Airbnb’s comforting language peppered throughout the site like ‘welcome home’ cements these feelings of trust. This shifts it from faceless digital brand to a new friend. This is likely to be a radically different experience for baby boomers than their previous interactions with tech companies.

By participating in something, we change behaviour.

As a marketer, the hardest yet most important task is to encourage participation. Although Gen Y’s may have an active ‘social’ network, personal recommendations are really important to boomers. Airbnb has tapped into their behaviour by giving an incentive of $135 for a successful host referral. While that sort of money sounds insane for acquiring users, Airbnb has instilled trust in it’s hosts and are ready to reward them for recruiting active users.  

How can you delight me? 

Often it’s not obvious, but generosity and subsequent feelings of delight fuels connection. It’s all the seemingly little things your brand can do to make someone feel known, important and that they are getting so much more from having your product in their life.

Airbnb does a fabulous job with design and copy but brings it home with surprising freebies making the brand feel real. One of these features is their offer of professional photography free for every host. This takes the stress out of baby boomer’s minds that they won’t successfully upload beautiful photos and won’t get booked. 

Replacing moments of stress with joy is key to building a thriving business.

Another way Airbnb delights its users is by randomly selecting and featuring them as heroes in their campaigns. In the busiest streets of Australia and around the world, billboards featuring everyday stories of how hosting has helped them achieve their dreams through this unexpected income stream. While this brings a genuine face to the brand, it also builds morale amongst baby boomers who can relate to the faces and stories displayed around the city. 

Dreams stimulate demand

Granted, not all businesses operate in a category as sexy as travel.
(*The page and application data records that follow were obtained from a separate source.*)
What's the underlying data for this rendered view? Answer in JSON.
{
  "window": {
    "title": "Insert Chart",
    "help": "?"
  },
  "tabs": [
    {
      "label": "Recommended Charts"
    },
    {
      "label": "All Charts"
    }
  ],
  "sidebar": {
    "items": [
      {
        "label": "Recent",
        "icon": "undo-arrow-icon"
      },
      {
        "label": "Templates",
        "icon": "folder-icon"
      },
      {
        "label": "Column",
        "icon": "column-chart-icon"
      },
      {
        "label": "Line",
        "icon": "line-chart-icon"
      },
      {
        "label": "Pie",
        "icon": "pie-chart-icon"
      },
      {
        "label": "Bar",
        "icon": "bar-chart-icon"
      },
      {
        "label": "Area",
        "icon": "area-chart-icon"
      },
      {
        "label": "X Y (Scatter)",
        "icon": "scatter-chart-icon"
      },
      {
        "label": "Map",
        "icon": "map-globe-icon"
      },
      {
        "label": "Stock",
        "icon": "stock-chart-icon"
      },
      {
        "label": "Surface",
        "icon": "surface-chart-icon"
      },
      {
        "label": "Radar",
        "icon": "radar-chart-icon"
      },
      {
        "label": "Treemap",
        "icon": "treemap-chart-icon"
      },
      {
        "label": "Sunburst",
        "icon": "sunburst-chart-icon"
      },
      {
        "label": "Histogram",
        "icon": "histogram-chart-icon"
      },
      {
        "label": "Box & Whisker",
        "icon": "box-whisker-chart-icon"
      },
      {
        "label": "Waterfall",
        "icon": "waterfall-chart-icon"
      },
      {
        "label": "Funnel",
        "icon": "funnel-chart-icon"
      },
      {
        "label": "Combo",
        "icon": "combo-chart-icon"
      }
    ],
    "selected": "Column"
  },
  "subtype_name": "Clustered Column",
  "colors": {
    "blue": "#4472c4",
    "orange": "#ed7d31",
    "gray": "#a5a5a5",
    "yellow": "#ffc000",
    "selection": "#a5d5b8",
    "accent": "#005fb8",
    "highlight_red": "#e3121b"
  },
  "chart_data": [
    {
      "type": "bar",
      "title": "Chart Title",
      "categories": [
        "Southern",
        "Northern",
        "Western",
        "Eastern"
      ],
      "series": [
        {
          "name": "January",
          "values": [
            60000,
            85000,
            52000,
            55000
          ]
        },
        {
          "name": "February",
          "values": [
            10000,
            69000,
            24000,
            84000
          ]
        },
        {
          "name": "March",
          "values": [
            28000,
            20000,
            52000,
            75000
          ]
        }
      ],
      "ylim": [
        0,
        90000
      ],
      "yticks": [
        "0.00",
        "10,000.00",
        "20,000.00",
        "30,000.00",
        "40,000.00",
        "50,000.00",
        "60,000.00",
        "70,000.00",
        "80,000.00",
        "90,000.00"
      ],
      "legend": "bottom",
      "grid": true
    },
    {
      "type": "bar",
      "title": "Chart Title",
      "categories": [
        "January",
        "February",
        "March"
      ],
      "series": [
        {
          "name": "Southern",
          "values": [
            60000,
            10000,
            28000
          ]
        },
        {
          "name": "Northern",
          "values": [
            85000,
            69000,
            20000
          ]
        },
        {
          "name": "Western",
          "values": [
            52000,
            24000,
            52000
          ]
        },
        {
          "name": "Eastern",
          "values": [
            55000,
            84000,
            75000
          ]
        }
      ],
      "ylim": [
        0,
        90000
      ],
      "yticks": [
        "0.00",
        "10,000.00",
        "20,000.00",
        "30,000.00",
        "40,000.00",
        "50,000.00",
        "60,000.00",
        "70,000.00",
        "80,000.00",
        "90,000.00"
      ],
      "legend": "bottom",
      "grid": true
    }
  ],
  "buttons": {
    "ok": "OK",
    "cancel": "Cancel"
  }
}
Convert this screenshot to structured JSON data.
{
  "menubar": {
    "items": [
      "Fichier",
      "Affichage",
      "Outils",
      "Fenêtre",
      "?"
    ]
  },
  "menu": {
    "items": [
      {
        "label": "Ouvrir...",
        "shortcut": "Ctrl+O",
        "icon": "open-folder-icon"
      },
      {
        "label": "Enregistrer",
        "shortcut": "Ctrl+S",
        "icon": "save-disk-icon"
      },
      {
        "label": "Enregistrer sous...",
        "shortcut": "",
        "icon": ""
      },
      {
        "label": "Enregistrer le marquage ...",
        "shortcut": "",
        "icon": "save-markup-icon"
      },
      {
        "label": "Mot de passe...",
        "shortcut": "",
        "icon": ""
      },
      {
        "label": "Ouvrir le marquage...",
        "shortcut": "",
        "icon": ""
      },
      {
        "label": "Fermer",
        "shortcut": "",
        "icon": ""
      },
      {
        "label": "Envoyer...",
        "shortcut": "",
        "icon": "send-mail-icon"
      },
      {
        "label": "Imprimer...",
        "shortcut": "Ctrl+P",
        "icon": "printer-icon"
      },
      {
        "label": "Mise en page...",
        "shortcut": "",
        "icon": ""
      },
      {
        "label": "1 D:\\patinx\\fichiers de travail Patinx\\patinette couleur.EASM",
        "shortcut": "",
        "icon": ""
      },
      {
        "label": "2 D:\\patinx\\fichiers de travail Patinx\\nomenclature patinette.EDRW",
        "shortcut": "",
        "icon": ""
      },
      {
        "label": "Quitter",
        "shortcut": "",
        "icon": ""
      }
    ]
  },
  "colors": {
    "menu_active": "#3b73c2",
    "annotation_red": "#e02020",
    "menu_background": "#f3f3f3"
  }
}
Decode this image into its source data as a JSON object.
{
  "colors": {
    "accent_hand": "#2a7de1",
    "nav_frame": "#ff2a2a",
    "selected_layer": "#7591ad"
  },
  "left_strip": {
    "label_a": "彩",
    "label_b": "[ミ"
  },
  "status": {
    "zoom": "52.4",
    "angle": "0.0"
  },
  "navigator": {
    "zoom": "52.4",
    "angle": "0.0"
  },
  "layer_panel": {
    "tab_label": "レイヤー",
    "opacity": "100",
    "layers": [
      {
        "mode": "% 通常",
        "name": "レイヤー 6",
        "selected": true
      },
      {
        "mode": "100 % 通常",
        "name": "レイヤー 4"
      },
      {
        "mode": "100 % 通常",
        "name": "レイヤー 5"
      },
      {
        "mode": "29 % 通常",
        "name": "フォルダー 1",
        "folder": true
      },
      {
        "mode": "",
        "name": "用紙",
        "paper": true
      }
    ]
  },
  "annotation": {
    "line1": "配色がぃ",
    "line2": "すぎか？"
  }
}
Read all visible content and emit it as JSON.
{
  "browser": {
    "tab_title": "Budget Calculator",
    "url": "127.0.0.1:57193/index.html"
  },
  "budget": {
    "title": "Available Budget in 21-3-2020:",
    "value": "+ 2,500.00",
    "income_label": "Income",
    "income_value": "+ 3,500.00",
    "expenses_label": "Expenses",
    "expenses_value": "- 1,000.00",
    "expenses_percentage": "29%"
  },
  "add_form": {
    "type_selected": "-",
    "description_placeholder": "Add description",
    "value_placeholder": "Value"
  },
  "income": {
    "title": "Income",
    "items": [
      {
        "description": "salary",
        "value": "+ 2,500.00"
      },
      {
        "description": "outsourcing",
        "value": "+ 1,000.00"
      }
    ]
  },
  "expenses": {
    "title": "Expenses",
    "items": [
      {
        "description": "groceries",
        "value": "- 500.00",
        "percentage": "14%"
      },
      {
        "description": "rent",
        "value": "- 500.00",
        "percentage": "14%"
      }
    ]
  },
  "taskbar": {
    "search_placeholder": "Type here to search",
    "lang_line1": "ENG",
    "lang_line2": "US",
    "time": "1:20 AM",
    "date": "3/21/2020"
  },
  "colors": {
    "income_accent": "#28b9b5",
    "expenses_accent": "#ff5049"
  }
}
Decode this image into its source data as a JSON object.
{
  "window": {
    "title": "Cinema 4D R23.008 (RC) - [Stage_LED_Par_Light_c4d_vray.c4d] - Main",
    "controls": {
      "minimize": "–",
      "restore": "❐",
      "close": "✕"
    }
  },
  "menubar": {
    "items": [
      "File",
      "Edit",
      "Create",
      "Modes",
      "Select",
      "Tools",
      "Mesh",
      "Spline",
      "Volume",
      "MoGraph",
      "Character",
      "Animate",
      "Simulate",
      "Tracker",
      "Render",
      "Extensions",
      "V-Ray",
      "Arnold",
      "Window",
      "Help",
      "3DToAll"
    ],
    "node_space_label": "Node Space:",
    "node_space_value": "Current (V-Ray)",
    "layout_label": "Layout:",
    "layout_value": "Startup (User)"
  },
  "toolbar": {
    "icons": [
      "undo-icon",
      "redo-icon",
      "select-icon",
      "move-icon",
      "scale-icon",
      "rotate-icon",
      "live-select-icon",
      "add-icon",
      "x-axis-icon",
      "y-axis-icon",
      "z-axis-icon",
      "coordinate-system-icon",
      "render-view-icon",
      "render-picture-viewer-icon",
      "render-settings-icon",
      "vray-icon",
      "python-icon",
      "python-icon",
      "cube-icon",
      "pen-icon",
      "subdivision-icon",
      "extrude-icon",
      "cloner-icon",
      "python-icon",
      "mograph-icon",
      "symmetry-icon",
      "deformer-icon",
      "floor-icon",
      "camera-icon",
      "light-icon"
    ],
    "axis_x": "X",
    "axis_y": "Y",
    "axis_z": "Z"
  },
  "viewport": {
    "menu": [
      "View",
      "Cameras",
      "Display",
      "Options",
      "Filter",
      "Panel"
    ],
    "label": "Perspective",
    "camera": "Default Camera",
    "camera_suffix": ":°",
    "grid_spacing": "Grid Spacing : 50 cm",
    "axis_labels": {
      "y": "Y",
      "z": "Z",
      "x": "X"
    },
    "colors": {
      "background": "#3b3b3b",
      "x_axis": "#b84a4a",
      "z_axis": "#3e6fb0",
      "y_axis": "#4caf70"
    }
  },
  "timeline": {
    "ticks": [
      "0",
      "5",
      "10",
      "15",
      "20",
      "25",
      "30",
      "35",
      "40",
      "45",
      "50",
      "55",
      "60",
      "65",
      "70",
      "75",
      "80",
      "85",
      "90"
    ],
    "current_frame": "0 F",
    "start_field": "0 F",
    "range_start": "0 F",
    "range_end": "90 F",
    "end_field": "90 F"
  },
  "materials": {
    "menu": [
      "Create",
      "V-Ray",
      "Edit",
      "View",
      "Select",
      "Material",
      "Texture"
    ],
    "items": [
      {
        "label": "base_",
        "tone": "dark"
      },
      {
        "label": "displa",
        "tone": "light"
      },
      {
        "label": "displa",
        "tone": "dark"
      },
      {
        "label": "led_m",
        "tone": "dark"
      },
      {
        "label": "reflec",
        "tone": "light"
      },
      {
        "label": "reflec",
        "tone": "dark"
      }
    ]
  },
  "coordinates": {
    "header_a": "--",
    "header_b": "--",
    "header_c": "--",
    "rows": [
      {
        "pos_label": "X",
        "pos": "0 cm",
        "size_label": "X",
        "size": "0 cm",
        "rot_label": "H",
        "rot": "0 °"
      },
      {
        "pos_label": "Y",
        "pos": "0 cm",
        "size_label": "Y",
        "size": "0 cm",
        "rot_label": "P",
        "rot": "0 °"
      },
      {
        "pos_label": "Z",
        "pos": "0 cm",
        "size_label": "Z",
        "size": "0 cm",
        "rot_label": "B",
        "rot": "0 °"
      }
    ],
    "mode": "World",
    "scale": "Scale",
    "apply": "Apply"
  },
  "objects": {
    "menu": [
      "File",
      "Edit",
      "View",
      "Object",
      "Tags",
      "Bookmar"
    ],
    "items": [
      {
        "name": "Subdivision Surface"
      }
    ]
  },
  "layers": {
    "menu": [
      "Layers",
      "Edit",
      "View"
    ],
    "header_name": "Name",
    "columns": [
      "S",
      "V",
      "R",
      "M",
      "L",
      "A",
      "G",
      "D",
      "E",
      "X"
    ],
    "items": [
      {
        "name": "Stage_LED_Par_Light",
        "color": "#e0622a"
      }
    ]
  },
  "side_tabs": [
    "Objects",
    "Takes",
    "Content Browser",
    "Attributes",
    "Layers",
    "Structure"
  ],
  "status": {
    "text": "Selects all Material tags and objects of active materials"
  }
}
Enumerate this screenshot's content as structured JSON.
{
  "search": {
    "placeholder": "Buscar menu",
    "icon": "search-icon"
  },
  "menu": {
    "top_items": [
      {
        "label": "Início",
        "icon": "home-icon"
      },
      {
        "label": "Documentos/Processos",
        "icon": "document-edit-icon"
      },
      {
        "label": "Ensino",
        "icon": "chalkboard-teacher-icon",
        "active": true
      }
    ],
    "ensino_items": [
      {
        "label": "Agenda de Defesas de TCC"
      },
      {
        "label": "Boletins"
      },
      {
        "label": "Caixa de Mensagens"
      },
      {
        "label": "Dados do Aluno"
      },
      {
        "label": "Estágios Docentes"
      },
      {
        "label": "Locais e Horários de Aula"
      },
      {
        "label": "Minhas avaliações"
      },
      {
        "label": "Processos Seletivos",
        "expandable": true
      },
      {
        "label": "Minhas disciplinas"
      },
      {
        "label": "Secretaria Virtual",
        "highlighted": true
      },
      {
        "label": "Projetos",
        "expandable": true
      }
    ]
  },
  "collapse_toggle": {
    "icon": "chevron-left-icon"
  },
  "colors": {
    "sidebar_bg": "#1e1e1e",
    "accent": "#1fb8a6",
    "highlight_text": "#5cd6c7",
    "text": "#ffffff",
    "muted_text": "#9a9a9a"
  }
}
However, pretty much every business can stimulate demand by tapping into dreams. One way Airbnb does this is by inventing weird and wacky categories and promoting them on the market. One example is seasonal discounts on all treehouses and tepees used stimulate demand in typically flatter periods. 

These wacky concepts make people curious and get them to think outside their normal holiday. This tactic works particularly well for baby boomers who have more time on their hands, higher dispensable income and a growing appetite for experiences that are out of the norm. It also is SEO gold as bizarre keywords can grab attention and drive traffic to your website for often quite reasonable prices.


I don’t know about you but ‘20% of tree houses’ perks my interest.

Another way to play with dreams is by being inventive with competitions. Airbnb have done a fabulous job with this by taking unthinkable locations and turning them into a home for the night. My personal favourite was the transformation of Fenway stadium, home of the Boston Red Sox into a liveable space for the night. The couple who won have been married for sixty plus years and were over joyed to spend the night in a place that means the world to them. 

What I’ve learned is that Australian baby boomers are not technophobes. If anything, digital brands need to work a harder to be more human; to create experiences that signal success through simple interactions and create a personality we can trust.